On paper, all of this sounds like a blast. Indeed, Gunn includes plenty of winks to horror classics – the local bar is called Henenlotter’s Saddle Ranch; the gun shop is Max Renn’s Guns and Ammo; Starla teaches at Earl Bassett Junior High; Lloyd Kaufman is being interrogated by a deputy while The Toxic Avenger plays on a nearby television – there’s no doubt that the man knows his genre. But rather than contributing something intriguing and original to it, he sticks with the derivative clichés; seriously, how many times have we seen creatures slithering through soapy bathtub water toward an unsuspecting girl? There’s no suspense or stakes for the main characters, who themselves are a bland, forgettable lot. We know from the first frame who’s going to make it out of the film alive, and very little suspense is generated or even attempted.
Another problem here is one of tone. For the most part Slither is constructed as a comedy, replete with one-liners and sight gags (in one, the Sheriff uses small "Squid" markers on a board to map Grant’s progress through the county; in another, an alien-infected deer is blown away by a character who immediately says, "It’s open season, motherFUCKER!") but the characters are too broad and thinly sketched to elicit much laughter. The horror is mostly underplayed for the sake of humor, and that does the film a disservice because it’s just not funny or scary enough to keep us interested.

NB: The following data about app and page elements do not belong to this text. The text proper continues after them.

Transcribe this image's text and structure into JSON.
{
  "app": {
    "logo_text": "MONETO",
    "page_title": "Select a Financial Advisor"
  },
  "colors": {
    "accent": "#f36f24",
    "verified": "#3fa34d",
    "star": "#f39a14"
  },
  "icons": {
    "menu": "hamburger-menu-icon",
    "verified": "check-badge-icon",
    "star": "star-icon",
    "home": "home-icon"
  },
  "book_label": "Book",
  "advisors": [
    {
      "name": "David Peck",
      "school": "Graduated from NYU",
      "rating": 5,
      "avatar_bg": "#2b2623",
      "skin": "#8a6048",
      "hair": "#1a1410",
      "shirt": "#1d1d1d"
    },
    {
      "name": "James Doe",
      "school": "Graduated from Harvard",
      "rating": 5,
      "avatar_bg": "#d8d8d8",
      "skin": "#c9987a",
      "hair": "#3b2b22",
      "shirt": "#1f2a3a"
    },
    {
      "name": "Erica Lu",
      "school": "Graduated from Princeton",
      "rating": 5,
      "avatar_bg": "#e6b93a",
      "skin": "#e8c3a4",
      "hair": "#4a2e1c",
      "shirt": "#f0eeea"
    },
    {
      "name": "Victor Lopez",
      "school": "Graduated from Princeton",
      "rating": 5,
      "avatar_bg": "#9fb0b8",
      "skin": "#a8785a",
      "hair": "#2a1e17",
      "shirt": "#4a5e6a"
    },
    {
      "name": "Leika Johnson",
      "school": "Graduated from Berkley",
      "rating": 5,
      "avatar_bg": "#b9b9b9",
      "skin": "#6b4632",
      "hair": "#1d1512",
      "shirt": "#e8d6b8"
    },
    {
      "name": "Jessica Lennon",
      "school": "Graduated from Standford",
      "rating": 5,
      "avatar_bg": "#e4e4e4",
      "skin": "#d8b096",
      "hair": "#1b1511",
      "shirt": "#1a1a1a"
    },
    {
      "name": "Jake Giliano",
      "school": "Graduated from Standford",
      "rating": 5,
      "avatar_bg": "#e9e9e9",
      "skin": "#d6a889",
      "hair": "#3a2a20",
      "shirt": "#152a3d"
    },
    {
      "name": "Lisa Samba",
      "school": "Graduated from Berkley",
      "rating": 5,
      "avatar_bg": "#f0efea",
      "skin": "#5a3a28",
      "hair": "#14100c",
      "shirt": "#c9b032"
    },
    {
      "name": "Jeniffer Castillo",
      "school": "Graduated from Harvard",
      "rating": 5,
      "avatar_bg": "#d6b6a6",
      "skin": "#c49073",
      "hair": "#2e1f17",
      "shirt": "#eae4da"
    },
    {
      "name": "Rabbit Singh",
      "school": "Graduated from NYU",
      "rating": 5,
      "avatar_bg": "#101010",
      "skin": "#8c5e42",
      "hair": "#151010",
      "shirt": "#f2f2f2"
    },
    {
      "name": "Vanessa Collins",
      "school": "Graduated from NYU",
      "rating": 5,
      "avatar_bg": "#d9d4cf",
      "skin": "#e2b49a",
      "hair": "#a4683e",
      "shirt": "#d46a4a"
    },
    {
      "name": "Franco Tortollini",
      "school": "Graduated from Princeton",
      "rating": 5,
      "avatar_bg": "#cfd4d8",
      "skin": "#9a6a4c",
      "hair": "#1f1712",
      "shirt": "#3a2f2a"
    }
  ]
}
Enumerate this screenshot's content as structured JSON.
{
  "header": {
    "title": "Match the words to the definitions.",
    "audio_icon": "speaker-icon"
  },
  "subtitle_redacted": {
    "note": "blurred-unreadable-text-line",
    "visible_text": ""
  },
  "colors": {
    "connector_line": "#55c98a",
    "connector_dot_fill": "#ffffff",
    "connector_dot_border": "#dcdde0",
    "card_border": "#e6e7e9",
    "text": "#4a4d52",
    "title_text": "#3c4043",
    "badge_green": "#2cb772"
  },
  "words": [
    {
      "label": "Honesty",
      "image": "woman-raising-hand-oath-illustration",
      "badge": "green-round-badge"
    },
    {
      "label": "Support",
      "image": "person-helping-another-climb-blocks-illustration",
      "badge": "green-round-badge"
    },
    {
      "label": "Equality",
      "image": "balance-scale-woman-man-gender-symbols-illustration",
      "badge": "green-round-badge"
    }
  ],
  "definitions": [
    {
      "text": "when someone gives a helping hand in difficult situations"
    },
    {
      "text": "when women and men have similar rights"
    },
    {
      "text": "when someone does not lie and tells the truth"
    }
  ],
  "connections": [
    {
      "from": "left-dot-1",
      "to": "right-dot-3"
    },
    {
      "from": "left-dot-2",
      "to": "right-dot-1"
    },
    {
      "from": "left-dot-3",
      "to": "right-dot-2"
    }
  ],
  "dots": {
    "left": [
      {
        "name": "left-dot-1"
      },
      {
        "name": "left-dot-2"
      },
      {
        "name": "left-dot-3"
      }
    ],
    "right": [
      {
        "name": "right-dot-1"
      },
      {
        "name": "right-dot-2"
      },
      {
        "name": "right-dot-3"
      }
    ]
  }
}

The gore, which took the forefront in the trailer, is only seriously present in two or three setpieces, and Gunn’s directorial style is so basic and workmanlike that it renders the sometimes exceptional practical effects tension-free and dull. We’re not shocked by brightly lit gore-work framed with static camera shots; rather, we just think to ourselves, "Hmmm, decent FX." The lack of visual distinction almost cripples the film. I might forgive the imitative nature of the script if there were something dazzling offered in the form of cinematography and atmosphere, but there’s not, and the film suffers for it.
Slither is a film where every decent moment almost always carries with it a flipside. Fillion is properly charismatic in the lead, but he and Banks are shoehorned into a poorly developed story of unrequited love in spite of the fact that they have zero chemistry. A few lines are genuinely funny while others are grating and obvious. I was intrigued by the idea that all the infected share a communal mind, and there’s a neat bit where one alien zombie begins a sentence and another one finishes it. But this, too, sets up problems when one character (who conveniently appears for the first time midway through the film) is saved from being zombified by an alien slug, but she happens to have had just enough exposure to let her tap into the shared mind and discover its weakness...which is just another spin on the old "kill the head vampire and all the rest will be taken care of" shtick. Indeed, the solution to the whole mess and subsequent vanquishing of the creature is much too straightforward and simple.
In the end, Slither is a victim of its own hype. It’s too campy and derivative to be taken as a serious horror film, and it’s not hysterical or unique enough to grant it cult status. As one person was heard to say after the screening, it’s basically The Faculty with a few extra gore effects. And The Faculty...man, that was for pussies.
2 1/2 out of 5
Discuss Slither in our forums!